Jorge Lorenzo's huge engine blow-up during qualifying at the Sachsenring showed the extent to which manufacturers are finding the limits with engine life, but Yamaha's problems are nothing compared to Suzuki's. The Rizla Suzuki riders are heading rapidly towards the end of their allocation of six engines to last the season, with Alvaro Bautista already having taken his 5th engine so far, while Loris Capirossi is nearing that moment very quickly. After just 8 of the 18 races, it is clear that there is no way that Suzuki is going to make it through to the end of the season without taking a penalty.
According to Motorcycle News' Matt Birt, the pressure on Suzuki is about to be eased. MCN is reporting that the manufacturers have agreed to give Suzuki an extra three engines per rider, to ensure they make it to the end of the year without incurring a penalty. To take such a penalty once - starting from pit lane 10 seconds after the rest of the field have started - might have been overlooked, but Suzuki was on schedule to have one of their riders starting from pit lane almost every race from Indianapolis onwards. With an allocation of nine engines instead of six, MotoGP's smallest and least well-funded factory has a chance to make it to Valencia without being forced to use engines outside of the imposed limits.
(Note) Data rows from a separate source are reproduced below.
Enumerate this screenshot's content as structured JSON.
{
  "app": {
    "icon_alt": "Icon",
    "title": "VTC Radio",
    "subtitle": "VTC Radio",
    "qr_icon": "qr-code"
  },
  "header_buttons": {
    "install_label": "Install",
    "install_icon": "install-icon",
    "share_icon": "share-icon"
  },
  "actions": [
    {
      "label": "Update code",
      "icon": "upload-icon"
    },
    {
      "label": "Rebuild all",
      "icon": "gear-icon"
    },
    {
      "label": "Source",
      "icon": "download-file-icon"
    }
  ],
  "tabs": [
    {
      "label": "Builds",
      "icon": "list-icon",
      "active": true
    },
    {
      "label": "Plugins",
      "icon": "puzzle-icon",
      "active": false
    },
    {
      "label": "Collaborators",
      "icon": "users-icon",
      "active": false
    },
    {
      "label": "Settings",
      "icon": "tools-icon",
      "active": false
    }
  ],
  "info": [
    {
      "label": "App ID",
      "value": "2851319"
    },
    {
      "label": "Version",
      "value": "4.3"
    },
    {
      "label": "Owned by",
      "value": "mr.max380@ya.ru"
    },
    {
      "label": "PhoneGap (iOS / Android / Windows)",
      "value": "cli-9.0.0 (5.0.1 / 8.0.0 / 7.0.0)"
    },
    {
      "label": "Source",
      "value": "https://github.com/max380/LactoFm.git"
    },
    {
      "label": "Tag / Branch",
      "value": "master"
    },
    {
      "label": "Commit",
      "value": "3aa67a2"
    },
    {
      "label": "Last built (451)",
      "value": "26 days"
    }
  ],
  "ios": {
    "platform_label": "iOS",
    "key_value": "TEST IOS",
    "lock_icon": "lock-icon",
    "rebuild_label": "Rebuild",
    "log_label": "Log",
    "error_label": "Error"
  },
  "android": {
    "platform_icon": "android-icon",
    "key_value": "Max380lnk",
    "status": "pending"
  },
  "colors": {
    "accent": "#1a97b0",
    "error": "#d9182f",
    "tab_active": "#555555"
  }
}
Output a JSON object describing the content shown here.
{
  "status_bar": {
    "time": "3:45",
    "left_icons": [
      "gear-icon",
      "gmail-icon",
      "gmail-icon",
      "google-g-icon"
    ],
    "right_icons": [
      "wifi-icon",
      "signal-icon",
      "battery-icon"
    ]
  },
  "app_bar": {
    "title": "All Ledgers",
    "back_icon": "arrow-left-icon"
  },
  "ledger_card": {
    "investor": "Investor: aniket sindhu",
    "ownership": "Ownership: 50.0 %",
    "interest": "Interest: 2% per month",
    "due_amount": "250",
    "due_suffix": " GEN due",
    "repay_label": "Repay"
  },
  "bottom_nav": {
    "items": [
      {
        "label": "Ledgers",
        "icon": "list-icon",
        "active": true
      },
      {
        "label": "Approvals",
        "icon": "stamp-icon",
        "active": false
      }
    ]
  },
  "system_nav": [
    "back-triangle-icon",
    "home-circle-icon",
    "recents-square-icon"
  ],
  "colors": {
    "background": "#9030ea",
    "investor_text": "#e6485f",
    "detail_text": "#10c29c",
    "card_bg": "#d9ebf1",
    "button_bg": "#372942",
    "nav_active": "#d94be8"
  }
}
The search for a replacement MotoGP rider, which seemed so difficult for Valentino Rossi and Hiroshi Aoyama, has not been so complicated for Randy de Puniet's replacement, it seems. Last night, we reported on rumors that Roger Lee Hayden was to replace the Frenchman on the LCR Honda at Laguna Seca, and this morning, it appears that the news has been confirmed. The extremely well-connected Italian site GPOne.com is reporting that the the youngest of the three Hayden brothers has been confirmed as De Puniet's replacement for the Red Bull US GP in Monterey.
Hayden was an obvious choice to replace De Puniet at Laguna, as he had several key factors working in his favor. Firstly, he has experience on a MotoGP bike, although that experience is from 2007, when he rode a wildcard Kawasaki at Laguna, finishing 10th on his first time on the bike. Secondly, and perhaps more importantly, Roger Lee knows Laguna Seca like the back of his hand, having ridden it in the AMA for so many years. This is a crucial factor in selecting the American, as any former 250 or current Moto2 riders drafted in are unlikely ever to have seen the track, as the junior classes have never accompanied MotoGP to California since the series returned there in 2005, for reasons of cost.
Randy de Puniet's crash and subsequent collision at the Sachsenring reduced the already threatened MotoGP grid from 17 to 16. The LCR Honda rider suffered a fractured tibia and fibula in the incident, and is clearly incapable of riding at next weekend's US GP at Laguna Seca. And so the search for a substitute is on.
But as the drama surrounding finding a replacement for Valentino Rossi and Hiroshi Aoyama so amply demonstrated, finding someone to ride the MotoGP bikes is extremely difficult. Finding a rider who also understands the unique character of Laguna Seca and has experience on a MotoGP bike is even more rare.
Yet such a rider exists: Roger Lee Hayden rode a wildcard Kawasaki at the 2007 US GP, scoring an impressive 10th place on the bike. And so according to both Cycle News and Superbikeplanet.com, Roger Lee is being given serious consideration as the replacement for the injured De Puniet. The reports indicate that Hayden has been given clearance by his Pedercini Kawasaki World Superbike team to take the ride if he wishes. And certainly, the younger Hayden is a common site in the MotoGP paddock, often visiting races to watch his older brother Nicky.